Mid-November isn’t a likely time of year to open a restaurant on blustery Prince Edward Island. But for Quentin Gillis and Tanya O’Brien, owners of Holy Cow Burgers & Wings, it was a risk that paid off. Quentin and his partner Tanya moved their food truck, Wicked Fries, to Morell, PEI from Charlottetown in the spring of 2015. They hadn’t had much luck in Charlottetown, but recognized that as a small—but lively—community, Morell was short on food options. They hoped that their Wicked Fries truck could help to fill a void by serving up fresh hand cut fries, poutine, and PEI beef burgers to locals and visitors through the summer months.
It turns out, they had chosen the right place, at the right time, and the community welcomed the couple with open arms. “Right off the bat, the food truck took off, and we saw sales we never could have imagined”, said Quentin. “Word of mouth travelled throughout the island and we had people driving two hours just to come and try it.”
With a successful summer under their belts, Quentin and Tanya were surprised when their local credit union reached out with a new idea. Sherri Clark of Morell Credit Union suspected her community would be thrilled to have a more permanent restaurant in town. She reached out to Quentin and Tanya with a plan that would allow them to test the waters, and ensure that it was the right fit for both them, and the region. “The credit union had a building sitting empty that they hadn’t had luck selling. Sherri asked if we’d be interested in doing a short-term lease to open a restaurant”, explained Quentin.

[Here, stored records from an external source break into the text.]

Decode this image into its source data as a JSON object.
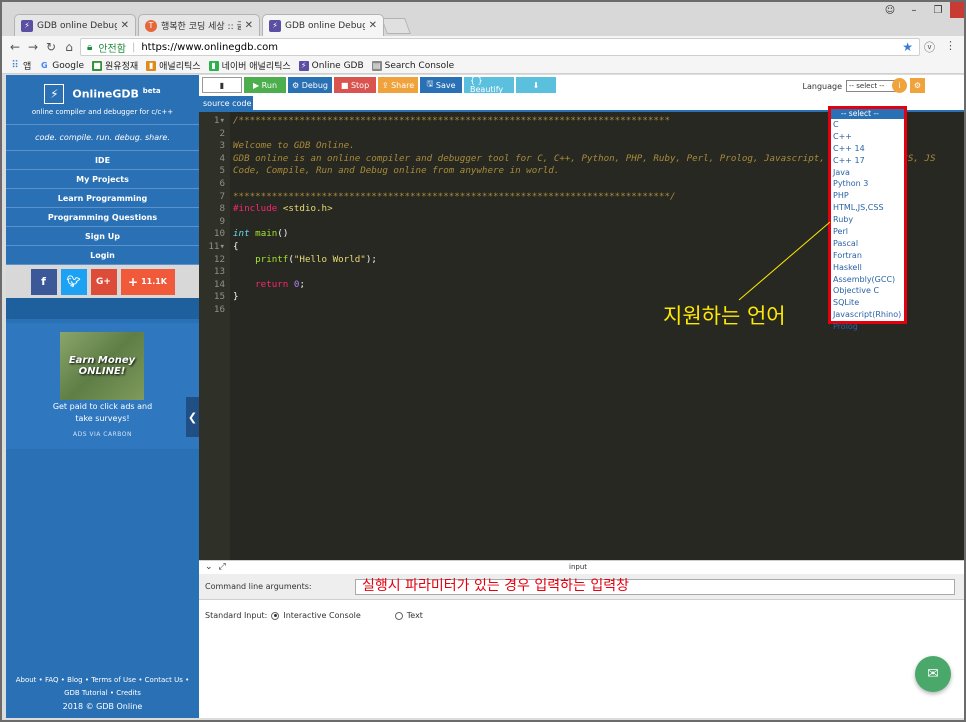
{
  "browser": {
    "tabs": [
      {
        "title": "GDB online Debugger |",
        "icon": "bolt-icon"
      },
      {
        "title": "행복한 코딩 세상 :: 글쓰",
        "icon": "t-icon"
      },
      {
        "title": "GDB online Debugger |",
        "icon": "bolt-icon"
      }
    ],
    "secure_label": "안전함",
    "url": "https://www.onlinegdb.com",
    "bookmarks": [
      "앱",
      "Google",
      "원유정재",
      "애널리틱스",
      "네이버 애널리틱스",
      "Online GDB",
      "Search Console"
    ]
  },
  "sidebar": {
    "brand": "OnlineGDB",
    "brand_sup": "beta",
    "brand_sub": "online compiler and debugger for c/c++",
    "tagline": "code. compile. run. debug. share.",
    "nav": [
      "IDE",
      "My Projects",
      "Learn Programming",
      "Programming Questions",
      "Sign Up",
      "Login"
    ],
    "share_count": "11.1K",
    "ad": {
      "image_line1": "Earn Money",
      "image_line2": "ONLINE!",
      "text1": "Get paid to click ads and",
      "text2": "take surveys!",
      "via": "ADS VIA CARBON"
    },
    "footer": {
      "line1": "About • FAQ • Blog • Terms of Use • Contact Us •",
      "line2": "GDB Tutorial • Credits",
      "copyright": "2018 © GDB Online"
    }
  },
  "toolbar": {
    "run": "Run",
    "debug": "Debug",
    "stop": "Stop",
    "share": "Share",
    "save": "Save",
    "beautify": "{ } Beautify",
    "language_label": "Language",
    "language_value": "-- select --"
  },
  "editor": {
    "tab": "source code",
    "lines": [
      "/******************************************************************************",
      "",
      "Welcome to GDB Online.",
      "GDB online is an online compiler and debugger tool for C, C++, Python, PHP, Ruby, Perl, Prolog, Javascript, Java, HTML, CSS, JS",
      "Code, Compile, Run and Debug online from anywhere in world.",
      "",
      "*******************************************************************************/",
      "#include <stdio.h>",
      "",
      "int main()",
      "{",
      "    printf(\"Hello World\");",
      "",
      "    return 0;",
      "}",
      ""
    ]
  },
  "dropdown": {
    "header": "-- select --",
    "options": [
      "C",
      "C++",
      "C++ 14",
      "C++ 17",
      "Java",
      "Python 3",
      "PHP",
      "HTML,JS,CSS",
      "Ruby",
      "Perl",
      "Pascal",
      "Fortran",
      "Haskell",
      "Assembly(GCC)",
      "Objective C",
      "SQLite",
      "Javascript(Rhino)",
      "Prolog"
    ]
  },
  "annotations": {
    "languages": "지원하는 언어",
    "input_box": "실행시 파라미터가 있는 경우 입력하는 입력창"
  },
  "input_panel": {
    "title": "input",
    "cla_label": "Command line arguments:",
    "stdin_label": "Standard Input:",
    "opt_interactive": "Interactive Console",
    "opt_text": "Text"
  },
  "colors": {
    "brand_blue": "#2a70b5",
    "run_green": "#4cae4c",
    "stop_red": "#d9534f",
    "share_orange": "#f0a23c",
    "highlight_red": "#e3000f",
    "annotation_yellow": "#ffe900"
  }
}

With support from the credit union, Holy Cow Burgers and Wings opened for business that November, starting with a six-month lease. From the start, Quentin and Tanya made it a priority to include local products wherever possible, in appreciation for the community that had shown him so much support. Known for their burgers, Holy Cow uses only local beef and when it’s in season, seafood from local fishers.
Though opening a restaurant in November is unusual, Quentin and Tanya were delighted to find that they were busy right away, and stayed busy through the winter. “We had a ton of support”, emphasized Quentin. “Our food still had a good reputation among the local community and surrounding areas.”
As the six month mark on their lease drew closer, Quentin and Tanya worked with the credit union to extend the lease to ensure they could make it through the summer operating both the restaurant and their food truck. They expanded their team with employees from the local area, and both businesses had a successful summer. At that point, it was time to make a decision. With the support of Morell Credit Union, Quentin and Tanya went ahead and purchased the restaurant.
Holy Cow Burgers and Wings has now been open for 18 months, and shows no signs of slowing down—but Quentin doesn’t let the success go to his head. “A lot of work goes into it, and just because we’ve been successful so far, doesn’t mean we’ll continue to be successful. We have to keep looking at our labour and food costs, adjusting as we go, and making sure that the targets we’ve set for ourselves are being met.” Above all, Quentin and Tanya prioritize their customers and their connection to the community. “For us, the best part is having local customer support, and being accepted within the community."